I dance Old Style Jingle. It’s a healing dance that came from the Ojibwa people. I started dancing ever since I could walk. Both of my parents danced. I didn’t dance for awhile between the ages of five to eight, but one night after coming home from a powwow, where I watched the women’s Jingle category and witnessed Leah Omeasoo, Cyrina Baptiste, and Lacy Albert all gracefully dance. They all looked so beautiful and proud. I told my mom I wanted to be out there, so I can feel beautiful and proud too. My sisters stayed up all night and they made me a dress and accessories. After that, my mom and I started traveling all across Turtle Island to powwows. Sometimes sleeping in our tiny little vehicle, sometimes with just enough money in our pockets to make it home. I’ve met a lot of people whom I consider my family and lifelong friends from powwow. Powwow will always be my second home, and I will continue to dance until I can’t anymore.
8. You have amazing style, with even more amazing Indigenous regalia pieces. What does your wardrobe of regalia look like?
My wardrobe consists of ribbon skirts, dresses, beadwork, quillwork, dentalium [shells], and much more! My mom and I share a wardrobe when it comes to dressing up in cultural pieces. I love dressing up and adding an Indigenous flair to my everyday wear, because I feel it’s a way of decolonizing and Indigenizing a universal language, which is fashion. I feel most beautiful when I’m wearing a piece that is made with love and good thoughts, which they all are.
9. What’s the most special piece in your wardrobe?
That’s a hard one because I love everything so much, and it all holds a special place in my heart. But if I had to pick, it would be my dresses. My mom and I make my dresses and we have ever since I was a little girl. Every stitch is made with love and represents the connection and teachings my mom and I share.
10. What’s your favorite TikTok? And which one took the longest?

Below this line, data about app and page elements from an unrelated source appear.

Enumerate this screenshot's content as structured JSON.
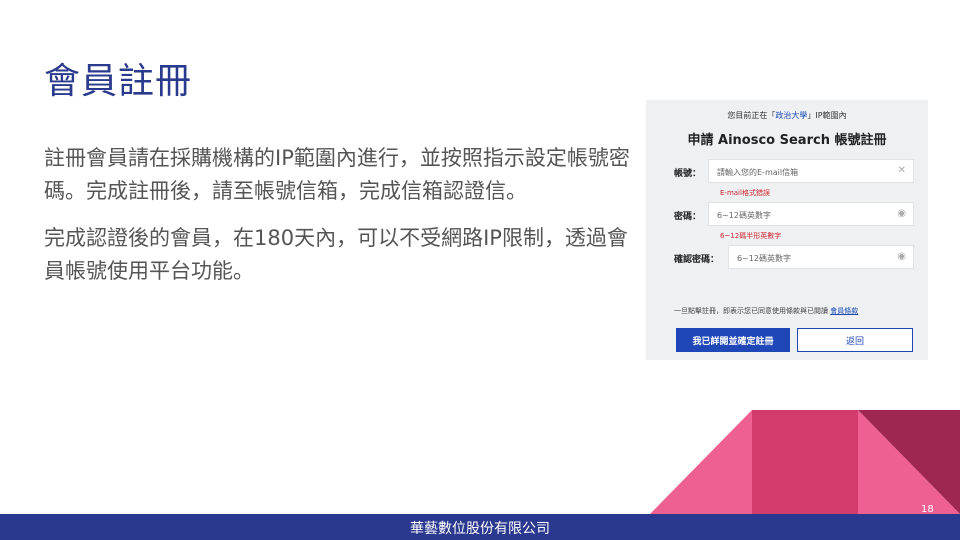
{
  "slide": {
    "title": "會員註冊",
    "paragraphs": [
      "註冊會員請在採購機構的IP範圍內進行，並按照指示設定帳號密碼。完成註冊後，請至帳號信箱，完成信箱認證信。",
      "完成認證後的會員，在180天內，可以不受網路IP限制，透過會員帳號使用平台功能。"
    ],
    "page_number": "18",
    "footer_company": "華藝數位股份有限公司"
  },
  "form": {
    "notice_prefix": "您目前正在「",
    "notice_institution": "政治大學",
    "notice_suffix": "」IP範圍內",
    "title": "申請 Ainosco Search 帳號註冊",
    "account": {
      "label": "帳號：",
      "placeholder": "請輸入您的E-mail信箱",
      "error": "E-mail格式錯誤",
      "clear_icon": "close-icon"
    },
    "password": {
      "label": "密碼：",
      "placeholder": "6~12碼英數字",
      "error": "6~12碼半形英數字",
      "toggle_icon": "eye-icon"
    },
    "confirm": {
      "label": "確認密碼：",
      "placeholder": "6~12碼英數字",
      "toggle_icon": "eye-icon"
    },
    "agreement_text": "一旦點擊註冊，即表示您已同意使用條款與已閱讀",
    "agreement_link": "會員條款",
    "submit_label": "我已詳閱並確定註冊",
    "back_label": "返回"
  },
  "colors": {
    "title": "#2a3a8c",
    "footer": "#2b388f",
    "primary_button": "#1f47b8",
    "error": "#d0262e",
    "deco_pink": "#ee5f92",
    "deco_crimson": "#d13c6c",
    "deco_maroon": "#9e2650"
  }
}
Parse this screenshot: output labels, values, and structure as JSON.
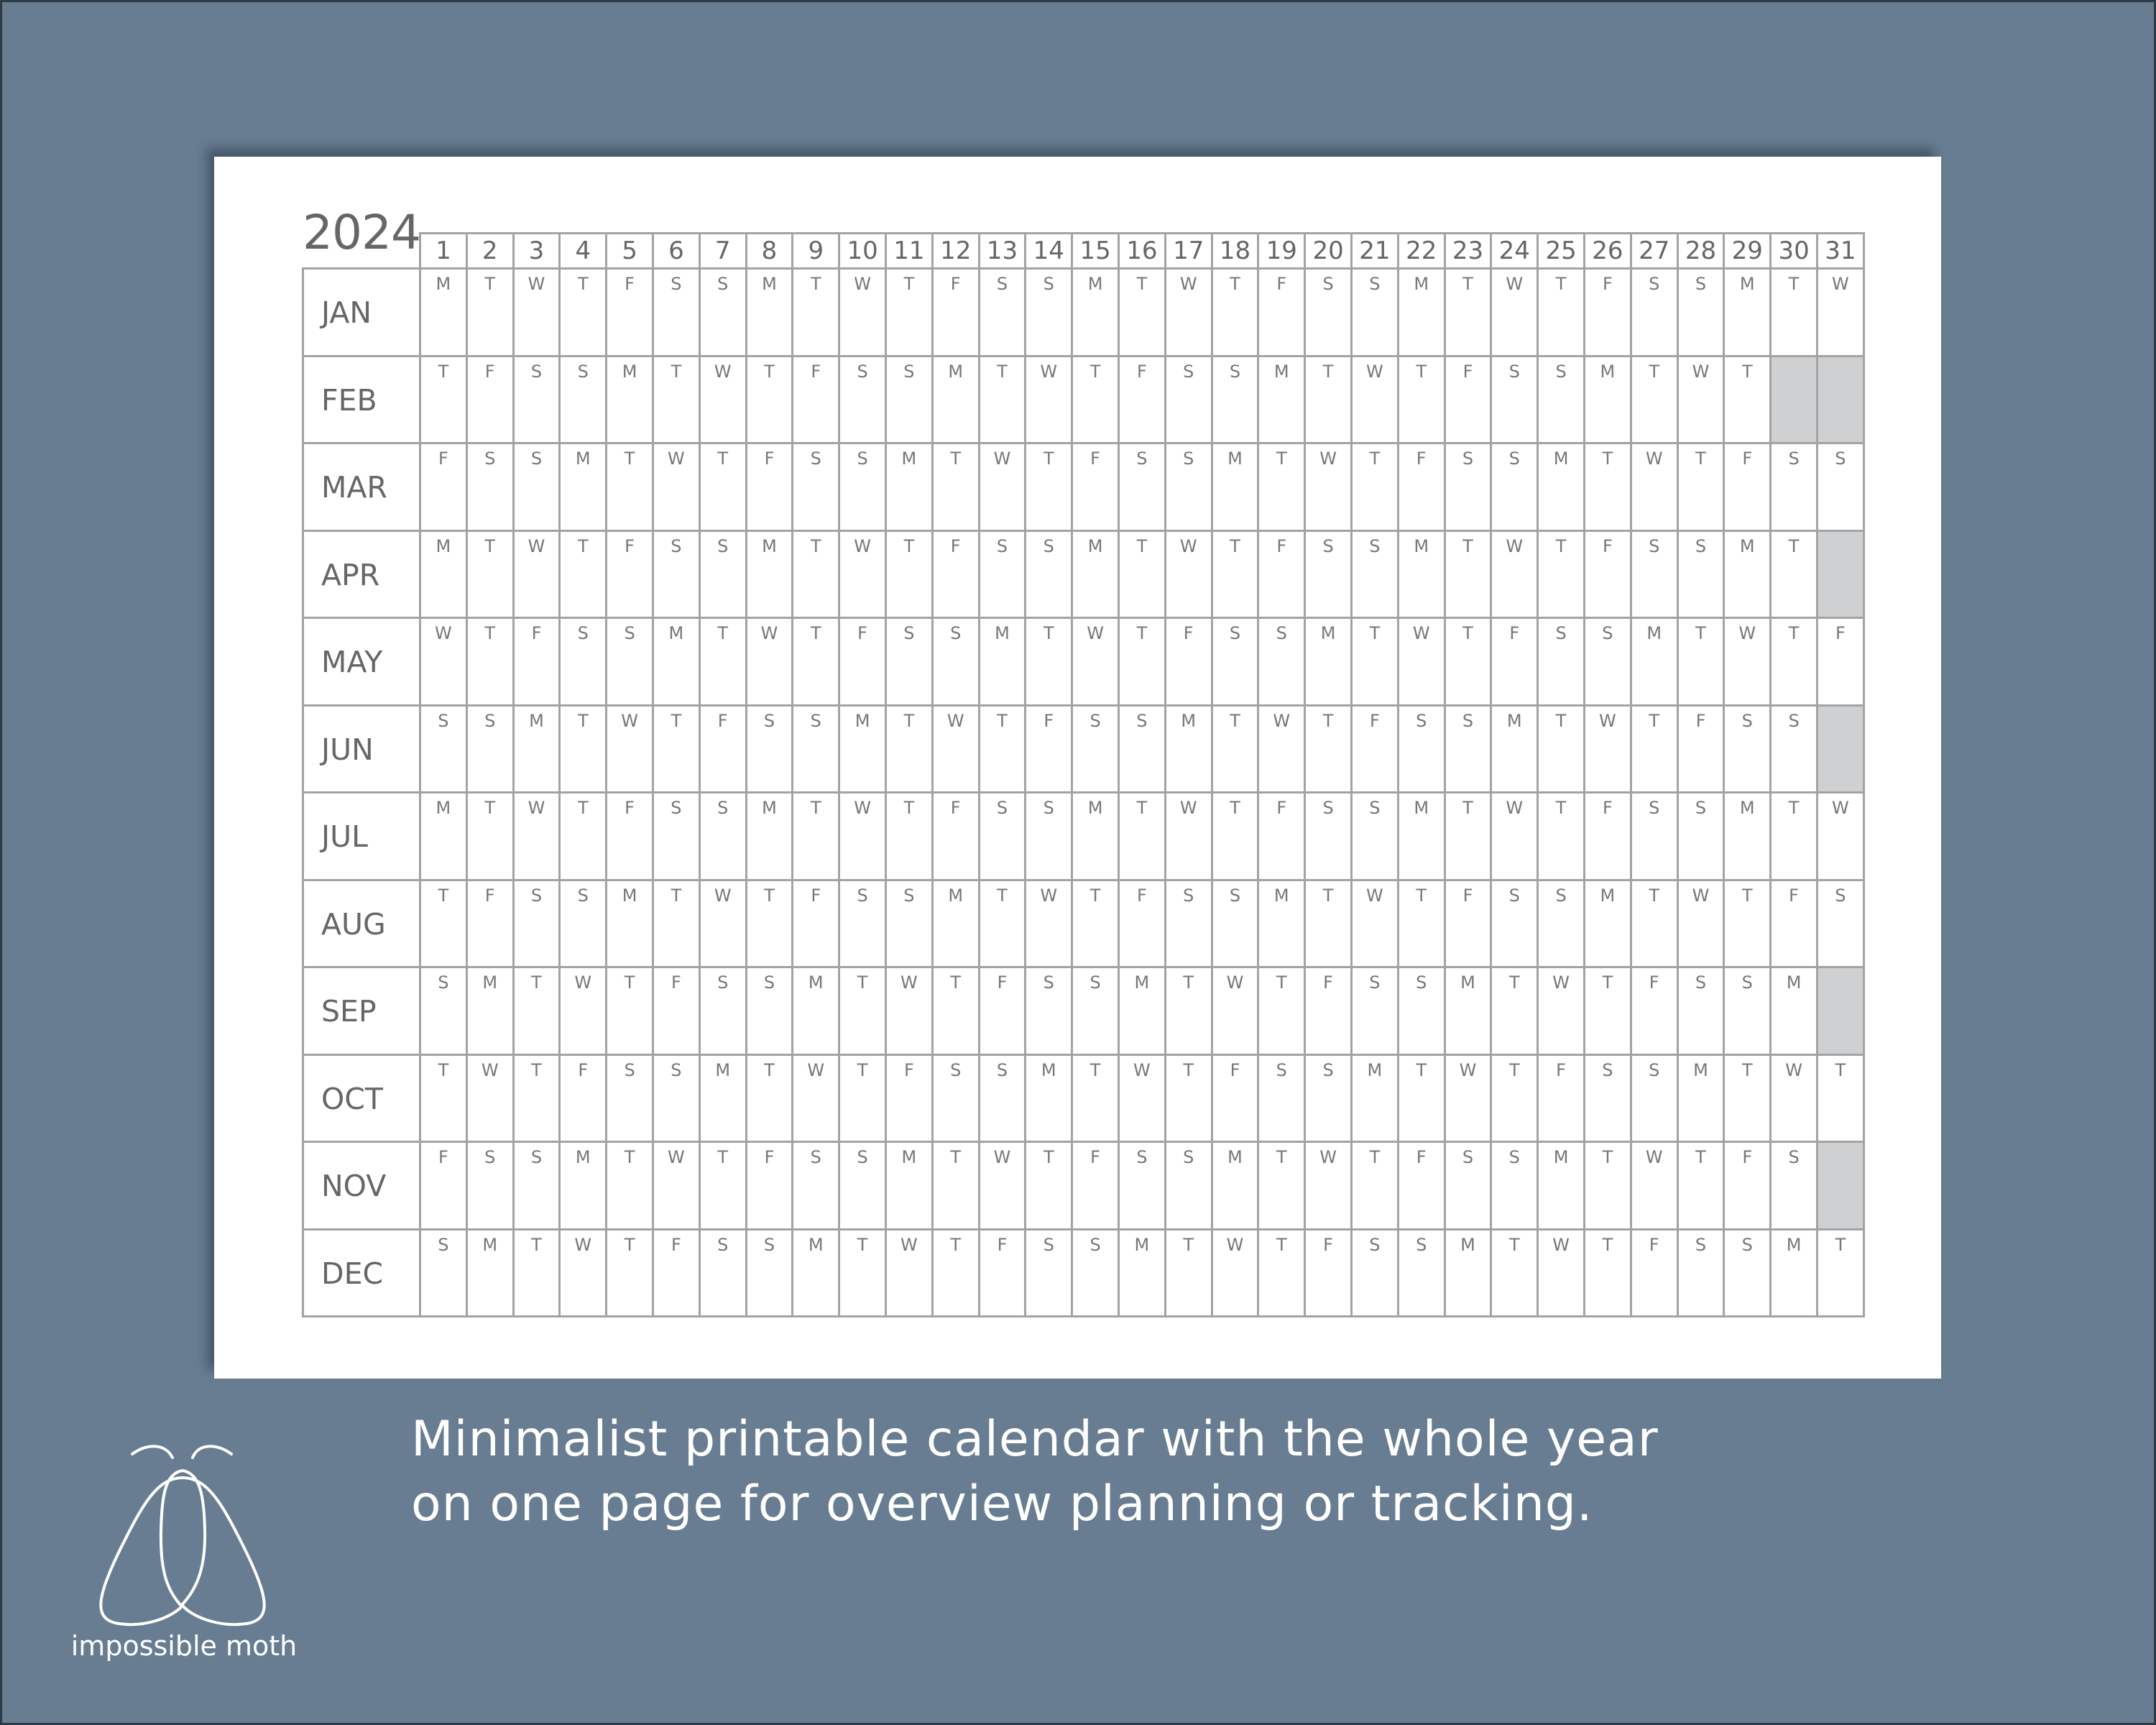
{
  "calendar": {
    "year": "2024",
    "day_numbers": [
      "1",
      "2",
      "3",
      "4",
      "5",
      "6",
      "7",
      "8",
      "9",
      "10",
      "11",
      "12",
      "13",
      "14",
      "15",
      "16",
      "17",
      "18",
      "19",
      "20",
      "21",
      "22",
      "23",
      "24",
      "25",
      "26",
      "27",
      "28",
      "29",
      "30",
      "31"
    ],
    "months": [
      {
        "label": "JAN",
        "days": [
          "M",
          "T",
          "W",
          "T",
          "F",
          "S",
          "S",
          "M",
          "T",
          "W",
          "T",
          "F",
          "S",
          "S",
          "M",
          "T",
          "W",
          "T",
          "F",
          "S",
          "S",
          "M",
          "T",
          "W",
          "T",
          "F",
          "S",
          "S",
          "M",
          "T",
          "W"
        ]
      },
      {
        "label": "FEB",
        "days": [
          "T",
          "F",
          "S",
          "S",
          "M",
          "T",
          "W",
          "T",
          "F",
          "S",
          "S",
          "M",
          "T",
          "W",
          "T",
          "F",
          "S",
          "S",
          "M",
          "T",
          "W",
          "T",
          "F",
          "S",
          "S",
          "M",
          "T",
          "W",
          "T"
        ]
      },
      {
        "label": "MAR",
        "days": [
          "F",
          "S",
          "S",
          "M",
          "T",
          "W",
          "T",
          "F",
          "S",
          "S",
          "M",
          "T",
          "W",
          "T",
          "F",
          "S",
          "S",
          "M",
          "T",
          "W",
          "T",
          "F",
          "S",
          "S",
          "M",
          "T",
          "W",
          "T",
          "F",
          "S",
          "S"
        ]
      },
      {
        "label": "APR",
        "days": [
          "M",
          "T",
          "W",
          "T",
          "F",
          "S",
          "S",
          "M",
          "T",
          "W",
          "T",
          "F",
          "S",
          "S",
          "M",
          "T",
          "W",
          "T",
          "F",
          "S",
          "S",
          "M",
          "T",
          "W",
          "T",
          "F",
          "S",
          "S",
          "M",
          "T"
        ]
      },
      {
        "label": "MAY",
        "days": [
          "W",
          "T",
          "F",
          "S",
          "S",
          "M",
          "T",
          "W",
          "T",
          "F",
          "S",
          "S",
          "M",
          "T",
          "W",
          "T",
          "F",
          "S",
          "S",
          "M",
          "T",
          "W",
          "T",
          "F",
          "S",
          "S",
          "M",
          "T",
          "W",
          "T",
          "F"
        ]
      },
      {
        "label": "JUN",
        "days": [
          "S",
          "S",
          "M",
          "T",
          "W",
          "T",
          "F",
          "S",
          "S",
          "M",
          "T",
          "W",
          "T",
          "F",
          "S",
          "S",
          "M",
          "T",
          "W",
          "T",
          "F",
          "S",
          "S",
          "M",
          "T",
          "W",
          "T",
          "F",
          "S",
          "S"
        ]
      },
      {
        "label": "JUL",
        "days": [
          "M",
          "T",
          "W",
          "T",
          "F",
          "S",
          "S",
          "M",
          "T",
          "W",
          "T",
          "F",
          "S",
          "S",
          "M",
          "T",
          "W",
          "T",
          "F",
          "S",
          "S",
          "M",
          "T",
          "W",
          "T",
          "F",
          "S",
          "S",
          "M",
          "T",
          "W"
        ]
      },
      {
        "label": "AUG",
        "days": [
          "T",
          "F",
          "S",
          "S",
          "M",
          "T",
          "W",
          "T",
          "F",
          "S",
          "S",
          "M",
          "T",
          "W",
          "T",
          "F",
          "S",
          "S",
          "M",
          "T",
          "W",
          "T",
          "F",
          "S",
          "S",
          "M",
          "T",
          "W",
          "T",
          "F",
          "S"
        ]
      },
      {
        "label": "SEP",
        "days": [
          "S",
          "M",
          "T",
          "W",
          "T",
          "F",
          "S",
          "S",
          "M",
          "T",
          "W",
          "T",
          "F",
          "S",
          "S",
          "M",
          "T",
          "W",
          "T",
          "F",
          "S",
          "S",
          "M",
          "T",
          "W",
          "T",
          "F",
          "S",
          "S",
          "M"
        ]
      },
      {
        "label": "OCT",
        "days": [
          "T",
          "W",
          "T",
          "F",
          "S",
          "S",
          "M",
          "T",
          "W",
          "T",
          "F",
          "S",
          "S",
          "M",
          "T",
          "W",
          "T",
          "F",
          "S",
          "S",
          "M",
          "T",
          "W",
          "T",
          "F",
          "S",
          "S",
          "M",
          "T",
          "W",
          "T"
        ]
      },
      {
        "label": "NOV",
        "days": [
          "F",
          "S",
          "S",
          "M",
          "T",
          "W",
          "T",
          "F",
          "S",
          "S",
          "M",
          "T",
          "W",
          "T",
          "F",
          "S",
          "S",
          "M",
          "T",
          "W",
          "T",
          "F",
          "S",
          "S",
          "M",
          "T",
          "W",
          "T",
          "F",
          "S"
        ]
      },
      {
        "label": "DEC",
        "days": [
          "S",
          "M",
          "T",
          "W",
          "T",
          "F",
          "S",
          "S",
          "M",
          "T",
          "W",
          "T",
          "F",
          "S",
          "S",
          "M",
          "T",
          "W",
          "T",
          "F",
          "S",
          "S",
          "M",
          "T",
          "W",
          "T",
          "F",
          "S",
          "S",
          "M",
          "T"
        ]
      }
    ]
  },
  "caption": {
    "line1": "Minimalist printable calendar with the whole year",
    "line2": "on one page for overview planning or tracking."
  },
  "brand": {
    "name": "impossible moth",
    "icon": "moth-logo-icon"
  },
  "colors": {
    "background": "#687d92",
    "paper": "#ffffff",
    "grid_line": "#a3a3a3",
    "text": "#666666",
    "unused_day": "#cfd0d2"
  }
}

My favorite TikTok of all time would have to be the ones with my mom and my singing videos. I love the ones with my mom because my mom is my absolute rock and my best friend. I’ll cherish those moments we’ve had while making those TikToks forever, and I know that I’ll always have access to those videos, even when I’m older and have kids of my own. I love the singing ones as well because I feel like those are what really started this whole thing. I never would’ve thought in a million years that my style of singing would ever get that sort of attention, so I’m forever thankful, while knowing this is only the beginning for my music career. The video that took me the longest was my Harry Potter video, because I had to change between four different looks, and also the transitions. But it was so worth it because I love Harry Potter and it made me so excited to put my own twist to it!